Try it: The result should be the line with "Decode this image" followed by every remaining line of the entries, each reproduced exactly, with nothing else.

*** Opening of Extracted information ***

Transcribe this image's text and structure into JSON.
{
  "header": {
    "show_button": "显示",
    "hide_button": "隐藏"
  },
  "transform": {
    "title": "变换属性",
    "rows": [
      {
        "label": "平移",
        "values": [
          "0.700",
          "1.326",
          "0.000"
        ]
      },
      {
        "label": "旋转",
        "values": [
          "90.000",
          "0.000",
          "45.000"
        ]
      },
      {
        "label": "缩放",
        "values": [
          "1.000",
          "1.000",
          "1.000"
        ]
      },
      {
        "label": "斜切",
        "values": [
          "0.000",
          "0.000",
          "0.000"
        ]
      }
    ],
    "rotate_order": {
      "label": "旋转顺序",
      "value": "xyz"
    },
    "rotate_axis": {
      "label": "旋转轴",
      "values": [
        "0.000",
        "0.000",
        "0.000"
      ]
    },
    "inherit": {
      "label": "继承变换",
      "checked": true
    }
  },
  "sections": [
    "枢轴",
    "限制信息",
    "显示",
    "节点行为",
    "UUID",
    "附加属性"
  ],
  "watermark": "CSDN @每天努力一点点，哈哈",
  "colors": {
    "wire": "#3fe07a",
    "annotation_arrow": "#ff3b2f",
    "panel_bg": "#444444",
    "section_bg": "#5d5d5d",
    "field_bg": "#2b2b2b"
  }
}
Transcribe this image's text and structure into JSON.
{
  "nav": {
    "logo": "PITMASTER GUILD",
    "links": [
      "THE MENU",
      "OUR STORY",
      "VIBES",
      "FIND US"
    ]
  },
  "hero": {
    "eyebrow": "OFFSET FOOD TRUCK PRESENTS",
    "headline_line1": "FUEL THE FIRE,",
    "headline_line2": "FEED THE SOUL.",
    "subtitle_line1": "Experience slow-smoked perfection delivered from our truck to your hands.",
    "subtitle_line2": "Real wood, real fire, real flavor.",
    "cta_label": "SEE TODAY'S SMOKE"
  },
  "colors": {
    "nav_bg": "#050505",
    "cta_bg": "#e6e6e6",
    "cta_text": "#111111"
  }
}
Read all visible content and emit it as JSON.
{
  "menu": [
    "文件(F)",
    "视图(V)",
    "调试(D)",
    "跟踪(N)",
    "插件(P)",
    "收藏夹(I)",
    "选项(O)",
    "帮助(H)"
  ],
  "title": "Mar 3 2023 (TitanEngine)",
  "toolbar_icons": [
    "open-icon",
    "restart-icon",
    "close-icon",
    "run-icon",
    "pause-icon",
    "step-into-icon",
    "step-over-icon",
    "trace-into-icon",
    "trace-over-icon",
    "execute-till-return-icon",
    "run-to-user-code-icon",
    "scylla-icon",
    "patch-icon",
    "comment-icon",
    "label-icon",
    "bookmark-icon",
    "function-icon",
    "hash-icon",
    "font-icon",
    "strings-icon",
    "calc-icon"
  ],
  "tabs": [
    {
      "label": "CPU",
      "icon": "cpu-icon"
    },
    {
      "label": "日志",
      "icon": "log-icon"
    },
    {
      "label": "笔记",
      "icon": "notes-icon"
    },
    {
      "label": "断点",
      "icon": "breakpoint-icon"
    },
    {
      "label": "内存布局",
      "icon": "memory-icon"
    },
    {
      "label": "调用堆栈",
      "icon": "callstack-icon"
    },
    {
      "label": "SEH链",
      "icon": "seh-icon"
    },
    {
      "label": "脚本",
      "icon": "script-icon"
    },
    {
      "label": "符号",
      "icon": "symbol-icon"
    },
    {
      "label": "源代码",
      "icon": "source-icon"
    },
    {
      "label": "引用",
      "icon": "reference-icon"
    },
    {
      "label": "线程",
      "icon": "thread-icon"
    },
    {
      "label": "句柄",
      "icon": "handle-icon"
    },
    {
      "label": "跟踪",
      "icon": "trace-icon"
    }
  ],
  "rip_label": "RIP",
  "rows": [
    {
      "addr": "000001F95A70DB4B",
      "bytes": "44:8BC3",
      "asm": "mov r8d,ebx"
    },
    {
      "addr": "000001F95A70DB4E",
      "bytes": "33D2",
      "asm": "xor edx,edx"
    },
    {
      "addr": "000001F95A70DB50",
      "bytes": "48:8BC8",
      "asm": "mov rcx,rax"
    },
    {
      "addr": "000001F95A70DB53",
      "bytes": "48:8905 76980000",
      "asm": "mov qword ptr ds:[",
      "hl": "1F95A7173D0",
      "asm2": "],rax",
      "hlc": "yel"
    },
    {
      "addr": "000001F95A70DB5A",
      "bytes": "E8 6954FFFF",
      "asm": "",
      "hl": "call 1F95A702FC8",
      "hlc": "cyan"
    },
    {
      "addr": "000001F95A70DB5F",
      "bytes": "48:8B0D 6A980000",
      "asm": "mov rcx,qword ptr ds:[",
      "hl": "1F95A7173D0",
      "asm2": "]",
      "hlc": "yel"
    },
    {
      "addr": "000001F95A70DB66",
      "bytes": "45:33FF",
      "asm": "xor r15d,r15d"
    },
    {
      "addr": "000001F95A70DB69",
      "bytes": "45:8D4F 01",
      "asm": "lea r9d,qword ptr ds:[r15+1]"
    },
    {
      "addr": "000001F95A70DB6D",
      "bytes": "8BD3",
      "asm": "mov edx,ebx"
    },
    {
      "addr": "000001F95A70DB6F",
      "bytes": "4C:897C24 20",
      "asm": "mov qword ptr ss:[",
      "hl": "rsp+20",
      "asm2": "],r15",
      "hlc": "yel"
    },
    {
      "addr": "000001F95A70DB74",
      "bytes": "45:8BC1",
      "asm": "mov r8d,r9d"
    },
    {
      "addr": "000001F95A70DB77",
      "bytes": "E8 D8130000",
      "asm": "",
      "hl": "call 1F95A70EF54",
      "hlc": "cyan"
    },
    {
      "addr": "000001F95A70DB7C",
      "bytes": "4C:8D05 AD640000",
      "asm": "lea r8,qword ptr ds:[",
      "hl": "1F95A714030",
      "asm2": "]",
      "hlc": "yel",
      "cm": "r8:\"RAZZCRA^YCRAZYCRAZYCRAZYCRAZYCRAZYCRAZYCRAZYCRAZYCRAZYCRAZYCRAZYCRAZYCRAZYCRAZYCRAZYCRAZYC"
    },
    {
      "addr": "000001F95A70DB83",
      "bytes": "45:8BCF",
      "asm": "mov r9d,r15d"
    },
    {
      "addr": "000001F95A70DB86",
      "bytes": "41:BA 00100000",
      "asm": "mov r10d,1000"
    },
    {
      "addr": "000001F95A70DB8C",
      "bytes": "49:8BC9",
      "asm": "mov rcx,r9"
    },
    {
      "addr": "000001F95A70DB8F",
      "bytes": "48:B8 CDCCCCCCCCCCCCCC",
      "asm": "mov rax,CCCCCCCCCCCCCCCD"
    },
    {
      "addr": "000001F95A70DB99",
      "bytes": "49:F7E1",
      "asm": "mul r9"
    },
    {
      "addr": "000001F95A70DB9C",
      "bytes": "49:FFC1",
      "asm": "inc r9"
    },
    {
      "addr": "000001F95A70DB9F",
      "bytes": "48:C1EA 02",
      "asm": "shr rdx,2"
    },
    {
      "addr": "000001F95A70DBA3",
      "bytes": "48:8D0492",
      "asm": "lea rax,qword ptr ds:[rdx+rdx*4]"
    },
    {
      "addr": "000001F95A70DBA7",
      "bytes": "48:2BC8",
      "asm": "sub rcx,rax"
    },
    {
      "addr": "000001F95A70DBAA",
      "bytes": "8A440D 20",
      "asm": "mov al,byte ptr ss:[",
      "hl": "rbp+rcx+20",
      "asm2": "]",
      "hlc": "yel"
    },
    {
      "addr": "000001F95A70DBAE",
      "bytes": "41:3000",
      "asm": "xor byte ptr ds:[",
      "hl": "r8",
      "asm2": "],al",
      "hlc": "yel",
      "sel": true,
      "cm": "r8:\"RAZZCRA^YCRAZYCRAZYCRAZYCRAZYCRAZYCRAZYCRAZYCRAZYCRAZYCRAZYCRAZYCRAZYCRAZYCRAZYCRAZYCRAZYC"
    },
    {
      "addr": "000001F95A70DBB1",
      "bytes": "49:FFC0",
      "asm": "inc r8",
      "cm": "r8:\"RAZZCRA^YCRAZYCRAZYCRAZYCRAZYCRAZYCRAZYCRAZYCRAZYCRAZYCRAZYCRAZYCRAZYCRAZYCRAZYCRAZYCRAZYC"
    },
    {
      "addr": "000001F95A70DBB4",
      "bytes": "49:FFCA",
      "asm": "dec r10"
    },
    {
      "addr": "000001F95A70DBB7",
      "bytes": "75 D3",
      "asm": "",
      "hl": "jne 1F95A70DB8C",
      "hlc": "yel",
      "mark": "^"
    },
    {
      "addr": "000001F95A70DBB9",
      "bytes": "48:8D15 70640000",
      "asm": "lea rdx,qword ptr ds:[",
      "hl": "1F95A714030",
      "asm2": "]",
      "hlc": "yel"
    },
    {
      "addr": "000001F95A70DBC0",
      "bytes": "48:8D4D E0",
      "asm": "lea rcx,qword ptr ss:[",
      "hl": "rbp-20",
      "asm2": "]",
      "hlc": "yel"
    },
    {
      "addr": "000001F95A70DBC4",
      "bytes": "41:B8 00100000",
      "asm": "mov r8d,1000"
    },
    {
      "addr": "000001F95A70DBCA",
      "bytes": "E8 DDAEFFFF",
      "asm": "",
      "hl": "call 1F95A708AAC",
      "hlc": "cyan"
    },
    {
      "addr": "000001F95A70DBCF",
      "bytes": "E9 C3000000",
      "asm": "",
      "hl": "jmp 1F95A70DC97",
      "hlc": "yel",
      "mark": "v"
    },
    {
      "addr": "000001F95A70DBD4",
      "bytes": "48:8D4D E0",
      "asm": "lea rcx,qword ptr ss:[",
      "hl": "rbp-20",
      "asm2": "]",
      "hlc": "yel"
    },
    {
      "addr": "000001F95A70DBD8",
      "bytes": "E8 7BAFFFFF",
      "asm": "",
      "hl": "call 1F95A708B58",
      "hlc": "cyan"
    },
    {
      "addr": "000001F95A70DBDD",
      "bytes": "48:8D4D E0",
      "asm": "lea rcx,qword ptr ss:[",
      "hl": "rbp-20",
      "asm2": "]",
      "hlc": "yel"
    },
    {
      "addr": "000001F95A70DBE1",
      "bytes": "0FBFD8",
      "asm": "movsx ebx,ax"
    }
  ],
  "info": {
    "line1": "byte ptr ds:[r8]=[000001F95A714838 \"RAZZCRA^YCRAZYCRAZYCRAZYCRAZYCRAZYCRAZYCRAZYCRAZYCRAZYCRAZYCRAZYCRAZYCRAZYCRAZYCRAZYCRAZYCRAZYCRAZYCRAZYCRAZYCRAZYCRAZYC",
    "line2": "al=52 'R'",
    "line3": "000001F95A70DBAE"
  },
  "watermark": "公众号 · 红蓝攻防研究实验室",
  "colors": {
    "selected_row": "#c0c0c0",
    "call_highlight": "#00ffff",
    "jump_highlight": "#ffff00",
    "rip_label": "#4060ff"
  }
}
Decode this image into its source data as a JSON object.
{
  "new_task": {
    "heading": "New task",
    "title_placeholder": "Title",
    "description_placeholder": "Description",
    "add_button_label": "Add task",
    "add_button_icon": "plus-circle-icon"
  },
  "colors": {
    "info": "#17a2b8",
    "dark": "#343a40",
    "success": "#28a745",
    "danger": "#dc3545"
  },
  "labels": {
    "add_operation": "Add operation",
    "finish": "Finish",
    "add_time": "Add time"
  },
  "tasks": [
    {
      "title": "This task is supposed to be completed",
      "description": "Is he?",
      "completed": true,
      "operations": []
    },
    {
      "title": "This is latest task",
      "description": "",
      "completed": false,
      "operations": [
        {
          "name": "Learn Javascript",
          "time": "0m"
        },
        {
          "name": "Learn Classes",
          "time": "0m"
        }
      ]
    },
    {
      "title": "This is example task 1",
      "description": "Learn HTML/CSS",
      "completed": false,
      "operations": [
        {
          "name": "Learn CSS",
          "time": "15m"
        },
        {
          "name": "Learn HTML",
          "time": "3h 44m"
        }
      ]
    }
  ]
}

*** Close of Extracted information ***

Answer to the exercise:
Decode this image into its source data as a JSON object.
{
  "new_task": {
    "heading": "New task",
    "title_placeholder": "Title",
    "description_placeholder": "Description",
    "add_button_label": "Add task",
    "add_button_icon": "plus-circle-icon"
  },
  "colors": {
    "info": "#17a2b8",
    "dark": "#343a40",
    "success": "#28a745",
    "danger": "#dc3545"
  },
  "labels": {
    "add_operation": "Add operation",
    "finish": "Finish",
    "add_time": "Add time"
  },
  "tasks": [
    {
      "title": "This task is supposed to be completed",
      "description": "Is he?",
      "completed": true,
      "operations": []
    },
    {
      "title": "This is latest task",
      "description": "",
      "completed": false,
      "operations": [
        {
          "name": "Learn Javascript",
          "time": "0m"
        },
        {
          "name": "Learn Classes",
          "time": "0m"
        }
      ]
    },
    {
      "title": "This is example task 1",
      "description": "Learn HTML/CSS",
      "completed": false,
      "operations": [
        {
          "name": "Learn CSS",
          "time": "15m"
        },
        {
          "name": "Learn HTML",
          "time": "3h 44m"
        }
      ]
    }
  ]
}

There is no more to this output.